If you're seeing this message, it means we're having trouble loading external resources on our website.

If you're behind a web filter, please make sure that the domains *.kastatic.org and *.kasandbox.org are unblocked.

Main content

Linear momentum review

Overview of key terms and equations for linear momentum, including a derivation of Newton's second law from the conservation of linear momentum. 

Key terms

Term (symbol)Meaning
Linear momentum (p)Product of an object's mass and velocity. Also called “momentum” for short. Momentum is conserved when no external forces act on a system.
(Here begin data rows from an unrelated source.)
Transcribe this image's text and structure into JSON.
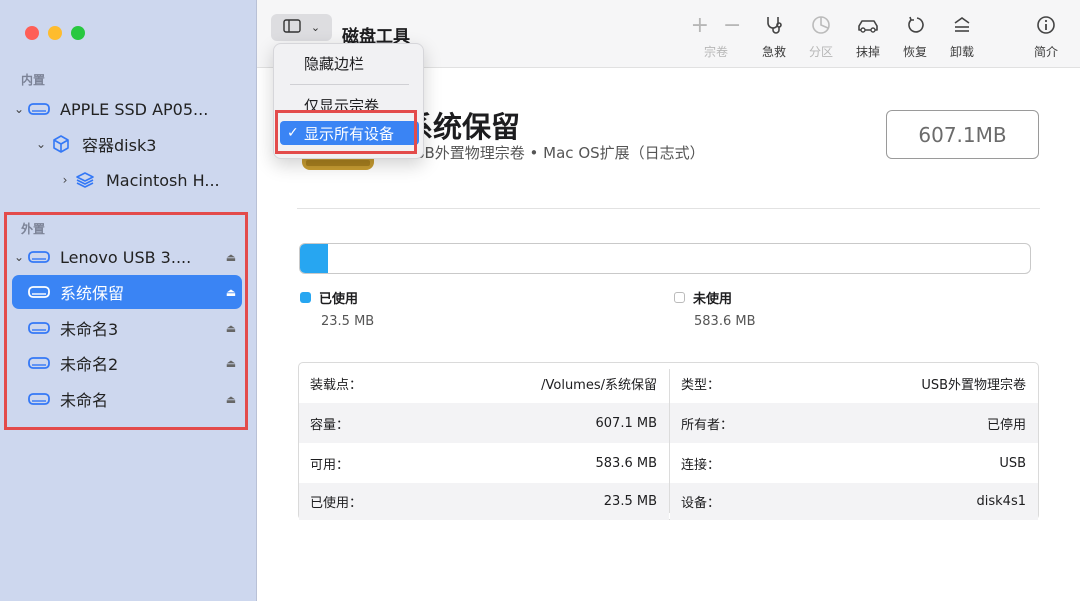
{
  "sidebar": {
    "internal_label": "内置",
    "external_label": "外置",
    "internal_items": [
      {
        "label": "APPLE SSD AP05..."
      },
      {
        "label": "容器disk3"
      },
      {
        "label": "Macintosh H..."
      }
    ],
    "external_items": [
      {
        "label": "Lenovo USB 3...."
      },
      {
        "label": "系统保留",
        "selected": true
      },
      {
        "label": "未命名3"
      },
      {
        "label": "未命名2"
      },
      {
        "label": "未命名"
      }
    ]
  },
  "toolbar": {
    "title": "磁盘工具",
    "buttons": [
      {
        "label": "宗卷",
        "icon": "plus-minus-icon",
        "enabled": false
      },
      {
        "label": "急救",
        "icon": "stethoscope-icon",
        "enabled": true
      },
      {
        "label": "分区",
        "icon": "pie-chart-icon",
        "enabled": false
      },
      {
        "label": "抹掉",
        "icon": "eraser-car-icon",
        "enabled": true
      },
      {
        "label": "恢复",
        "icon": "restore-icon",
        "enabled": true
      },
      {
        "label": "卸载",
        "icon": "unmount-icon",
        "enabled": true
      },
      {
        "label": "简介",
        "icon": "info-icon",
        "enabled": true
      }
    ]
  },
  "view_menu": {
    "items": [
      {
        "label": "隐藏边栏",
        "checked": false
      },
      {
        "label": "仅显示宗卷",
        "checked": false
      },
      {
        "label": "显示所有设备",
        "checked": true
      }
    ]
  },
  "volume": {
    "name": "系统保留",
    "subtitle": "USB外置物理宗卷 • Mac OS扩展（日志式）",
    "capacity": "607.1MB"
  },
  "usage": {
    "used_fraction": 0.039,
    "used_label": "已使用",
    "used_value": "23.5 MB",
    "free_label": "未使用",
    "free_value": "583.6 MB",
    "used_color": "#27a6f1"
  },
  "info": {
    "left": [
      {
        "key": "装载点：",
        "value": "/Volumes/系统保留"
      },
      {
        "key": "容量：",
        "value": "607.1 MB"
      },
      {
        "key": "可用：",
        "value": "583.6 MB"
      },
      {
        "key": "已使用：",
        "value": "23.5 MB"
      }
    ],
    "right": [
      {
        "key": "类型：",
        "value": "USB外置物理宗卷"
      },
      {
        "key": "所有者：",
        "value": "已停用"
      },
      {
        "key": "连接：",
        "value": "USB"
      },
      {
        "key": "设备：",
        "value": "disk4s1"
      }
    ]
  }
}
Vector quantity with SI units of kgms.


EquationSymbolsMeaning in words
p=mvp is momentum, m is mass, and v is velocityMomentum is mass times velocity.
Δp=FnetΔtFnet is the net external force, Δp is change in momentum, and Δt is the time over which a net force actsChange in momentum is proportional to the net external force and the time over which a net force acts.
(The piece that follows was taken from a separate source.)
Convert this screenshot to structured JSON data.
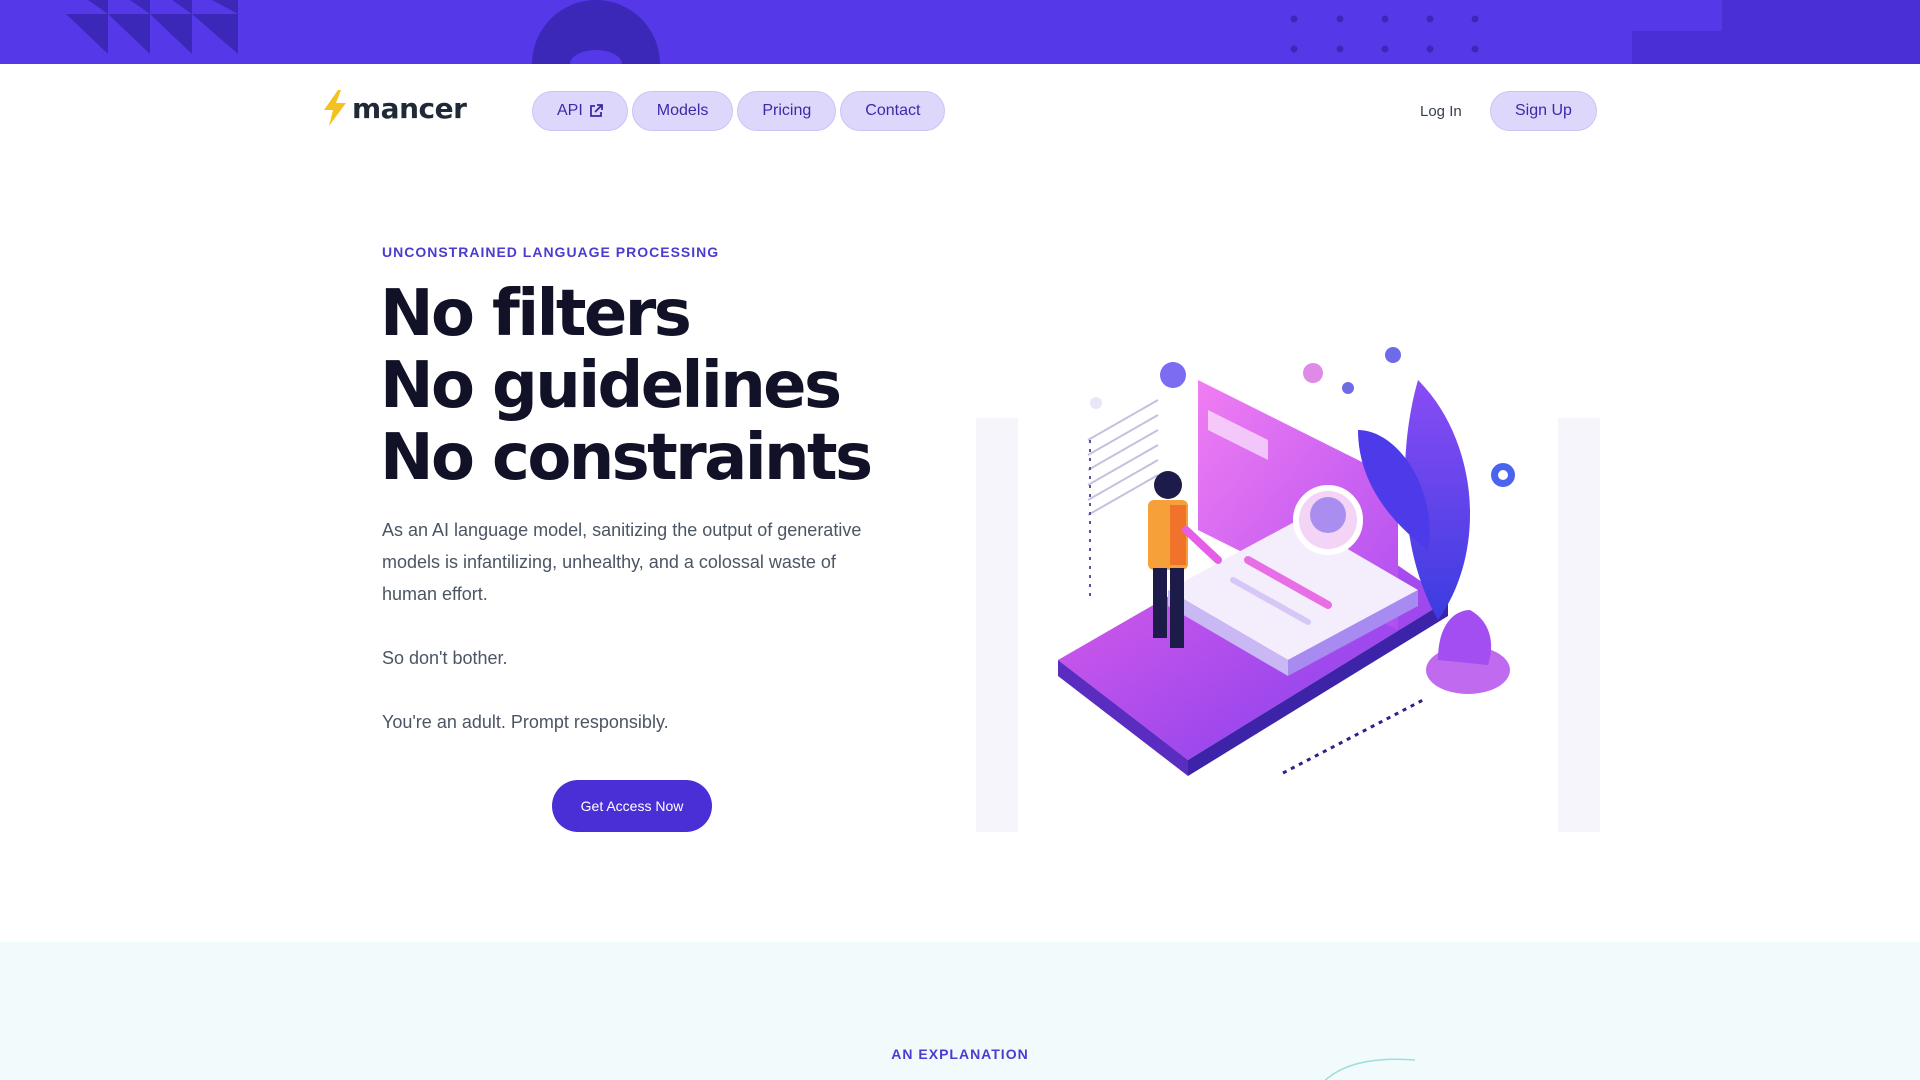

How momentum and net force are related

You might recall from the kinematic equations with constant acceleration that change in velocity Δv can also be written as aΔt. We can then see that any change in momentum following an acceleration can be written as
If we rearrange this to solve for Fnet when the mass of the system and net force is constant, we get Newton’s second law
Thus, the change in momentum over time is equal to the net force.
A bigger net force over the same time period means a larger change in momentum. For example, a heavy truck coming to a stop will have a much larger change in momentum than a light car in the same amount of time. A larger change in momentum means a larger external force is needed to slow it down, so the truck brakes have to work much harder!

Common mistakes and misconceptions

  1. Some people think momentum and kinetic energy are the same. They are both related to an object’s velocity (or speed) and mass, but momentum is a vector quantity that describes the amount of mass in motion. Kinetic energy is a measure of an object’s energy from motion, and is a scalar.
  2. Sometimes people think momentum is the same as force. Forces cause a change in momentum, but momentum does not cause a force. The bigger the change in momentum, the more force you need to apply to get that change in momentum.

Learn more

For deeper explanations of linear momentum, see our introduction to momentum video.
To check your understanding and work toward mastering these concepts, check out our linear momentum exercises:

Want to join the conversation?